Enrique Garcia was born in Madrid in 1868. Although he was the son of a guitar maker, Juan Garcia, in 1883 he began an apprenticeship with either Manuel or Jose Ramirez I (or likely both), and continued to work in Madrid for many years. In 1893, his guitars won first prize at the Chicago World Fair. Garcia was evidently very proud of this achievement as he represented this in pictorial form on his labels after receiving the award. Shortly afterwards, in 1895 he left Ramirez and Madrid for Barcelona where he set up his own workshop as an independent builder. Garcia is considered to be the founder of the "Barcelona school", or "Catalan" style of guitar making. His style influenced subsequent generations of Barcelona makers including Francisco and Miguel Simplicio, Enrique Sanfeliu, Enrique Coll and Ignacio Fleta. Perhaps the most important hallmark of his style is the increased stiffness in his soundboards - his guitars commonly featured 8 asymmetrical fans instead of the traditional 7 - as does this guitar (notably - years later Ignacio Fleta would increase the number of fans to 9). Garcia was arguably the most sought-after and famous maker at the turn of the century (1900). His reputation very early on was truly international, largely thanks to Domingo Prat and Francisco Tarrega, who both played his guitars. By 1912 he was exporting many of his instruments, primarily to South America, where a thriving and very important guitar scene based mainly in Buenos Aires, Argentina and Montevideo, Uruguay was forming. His guitars have always been prized by performers and collectors for their intimate charm and unique style.

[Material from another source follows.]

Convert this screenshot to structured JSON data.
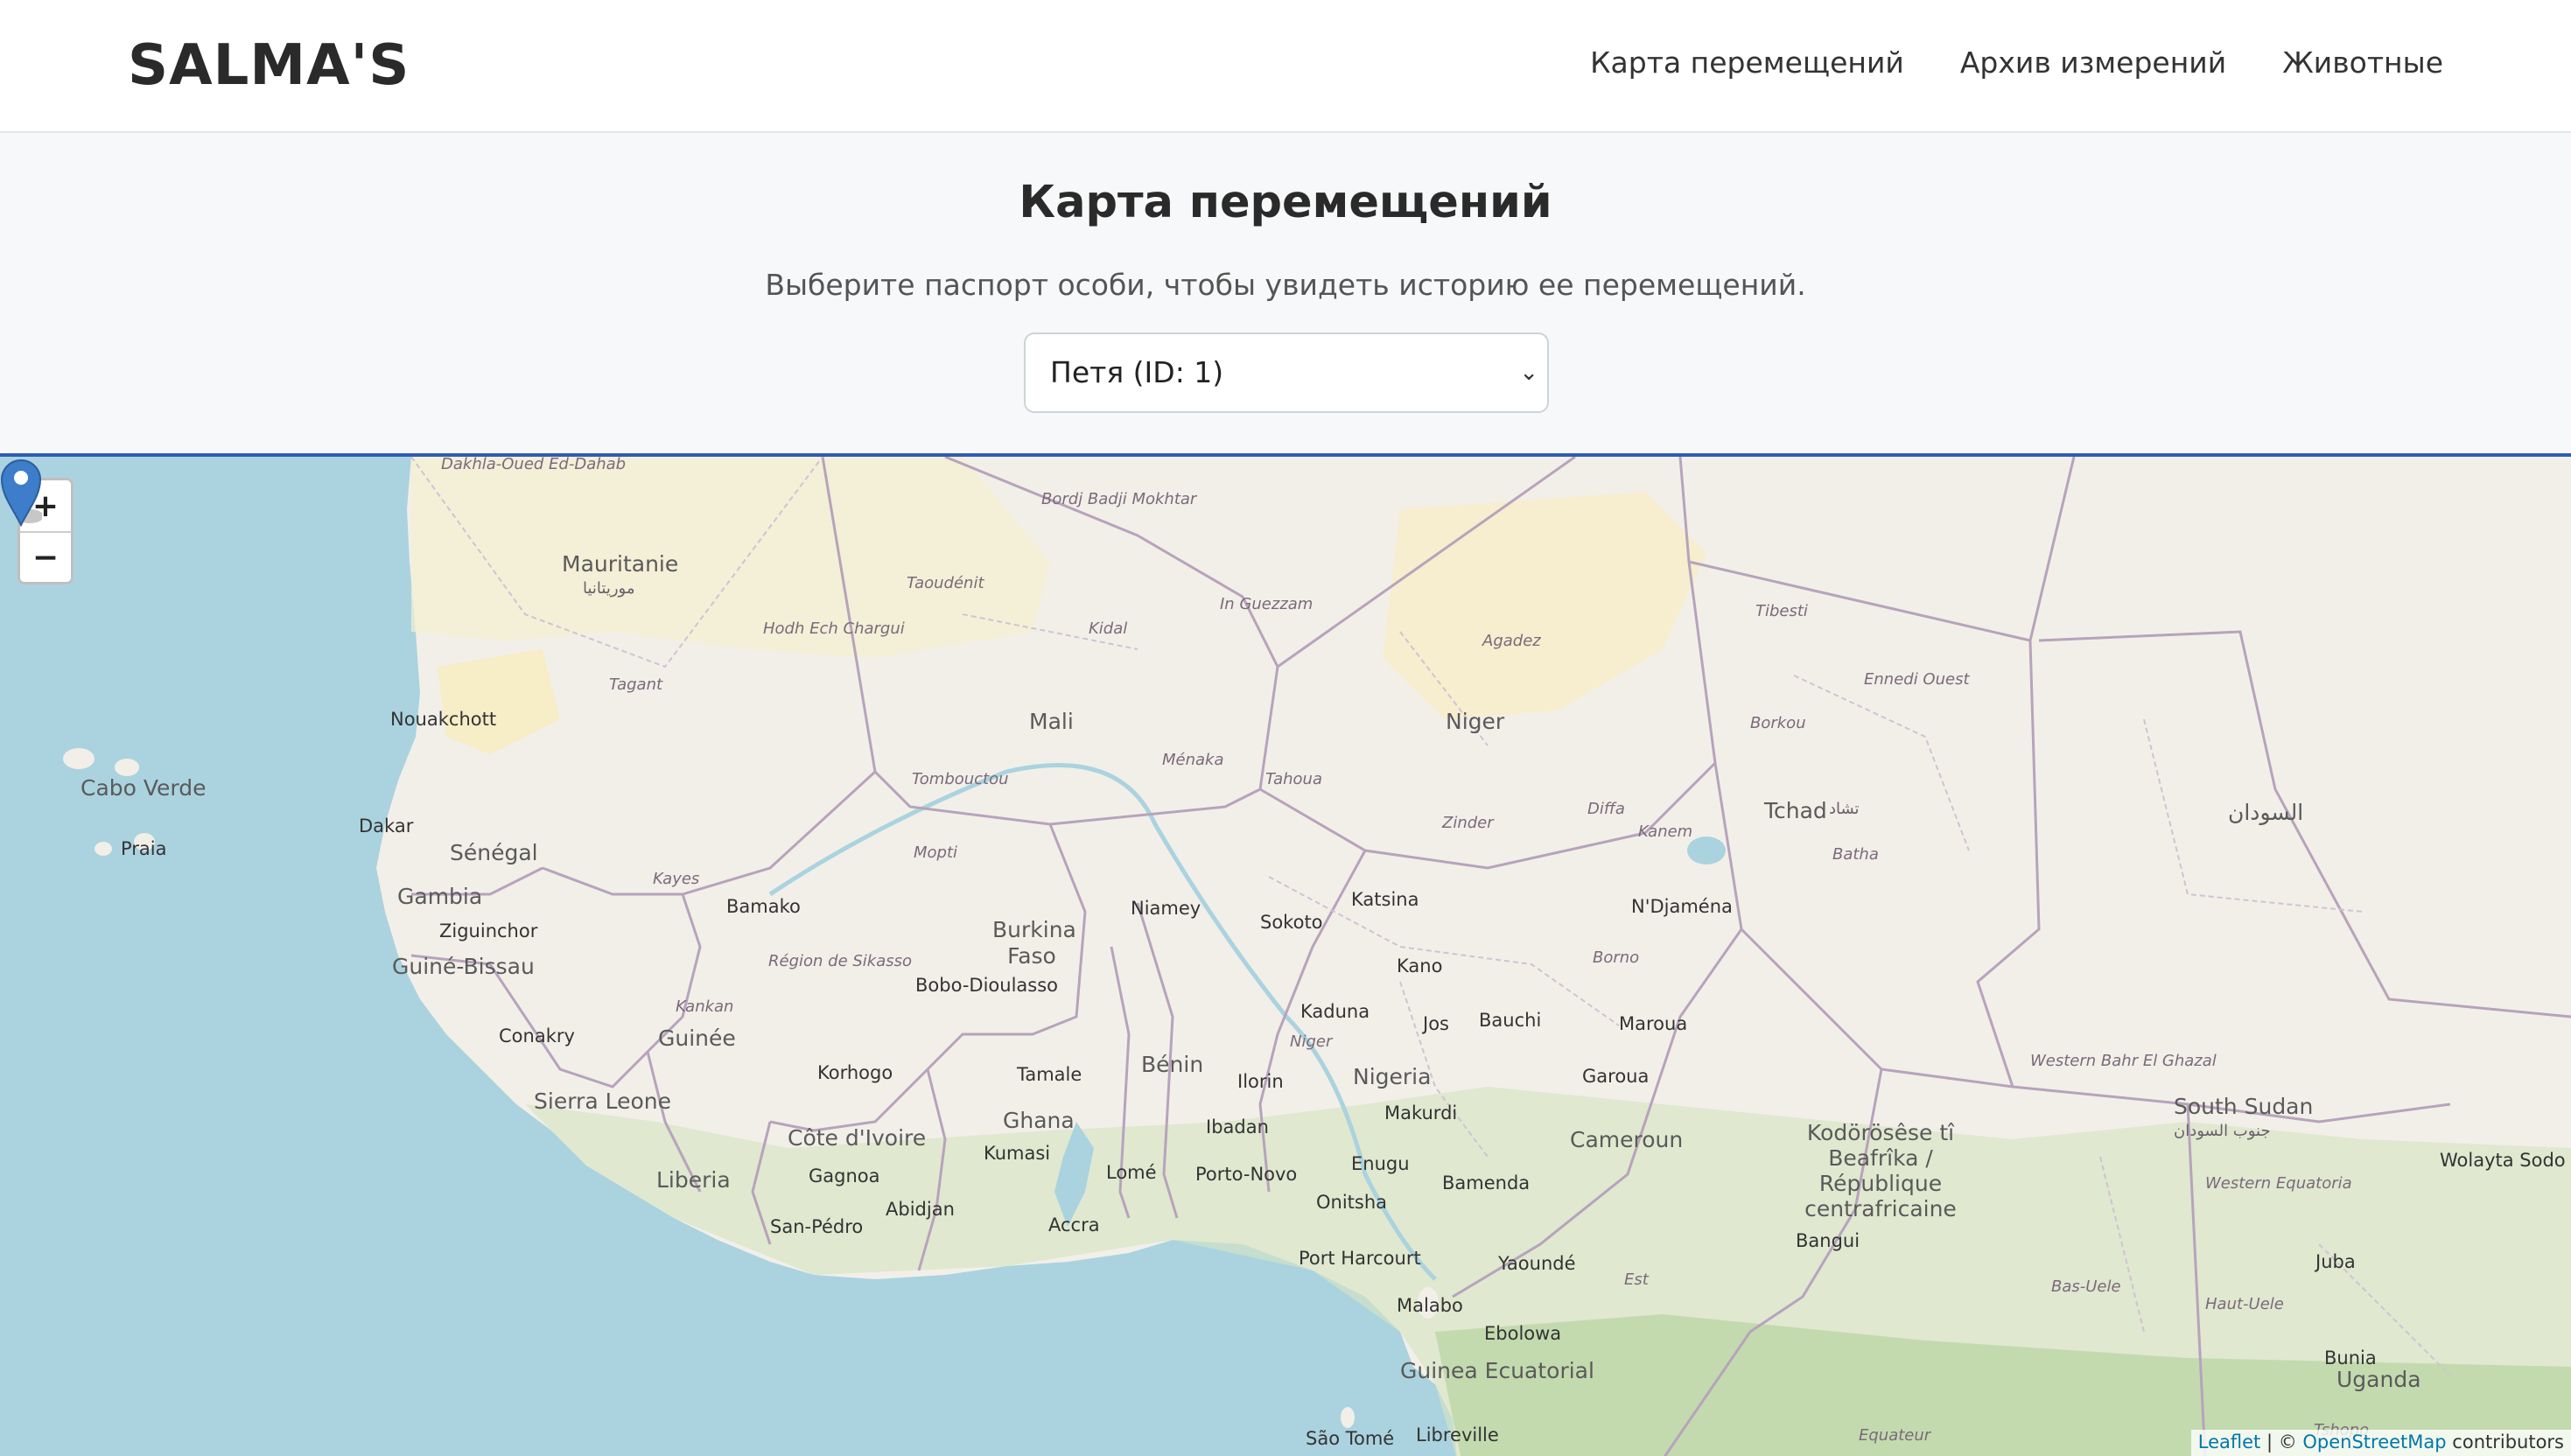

This particular guitar was built in 1912 by Enrique Garcia but its original top was replaced in 1937 by Dionisio Gracia of Casa Nunez in Buenos Aires, Argentina. This new top was built with an oval-shaped soundhole which gives the soundboard a larger uninterrupted area to vibrate freely. This design (known as the "Sinopoli" design) was named in honor of the virtuoso Antonio Sinopoli who had been among the celebrated customers of Francisco Simplicio. Many luthiers in Spain and Argentina favored this design including Simplicio's disciple Enrique Coll and more recently, Francisco Estrada Gomez. Some makers have continued to build this model into the 21st century, most notably Argentinian luthier Diego Contesti and others. Diego Gracia was careful to honor Garcia's bracing pattern and indeed this top has been braced with the same 8-fan asymmetrical bracing system as developed by Garcia. The sound of the guitar is astonishingly rich and velvety, with deep basses and sparkling trebles. It has that haunting old-world sound that has captivated lovers of the classical guitar for over a century. Gracia's work, as well as the passage of time are likely to thank for keeping the original work of Garcia alive and well in this intoxicating guitar. Ease of play, responsiveness to both hands and ample volume make it hard to put down. It recently had some old repairs re-done by Pat Quinn, as well as some finish touch-up to the back and sides by GV Rubio, leaving it in concert-ready condition.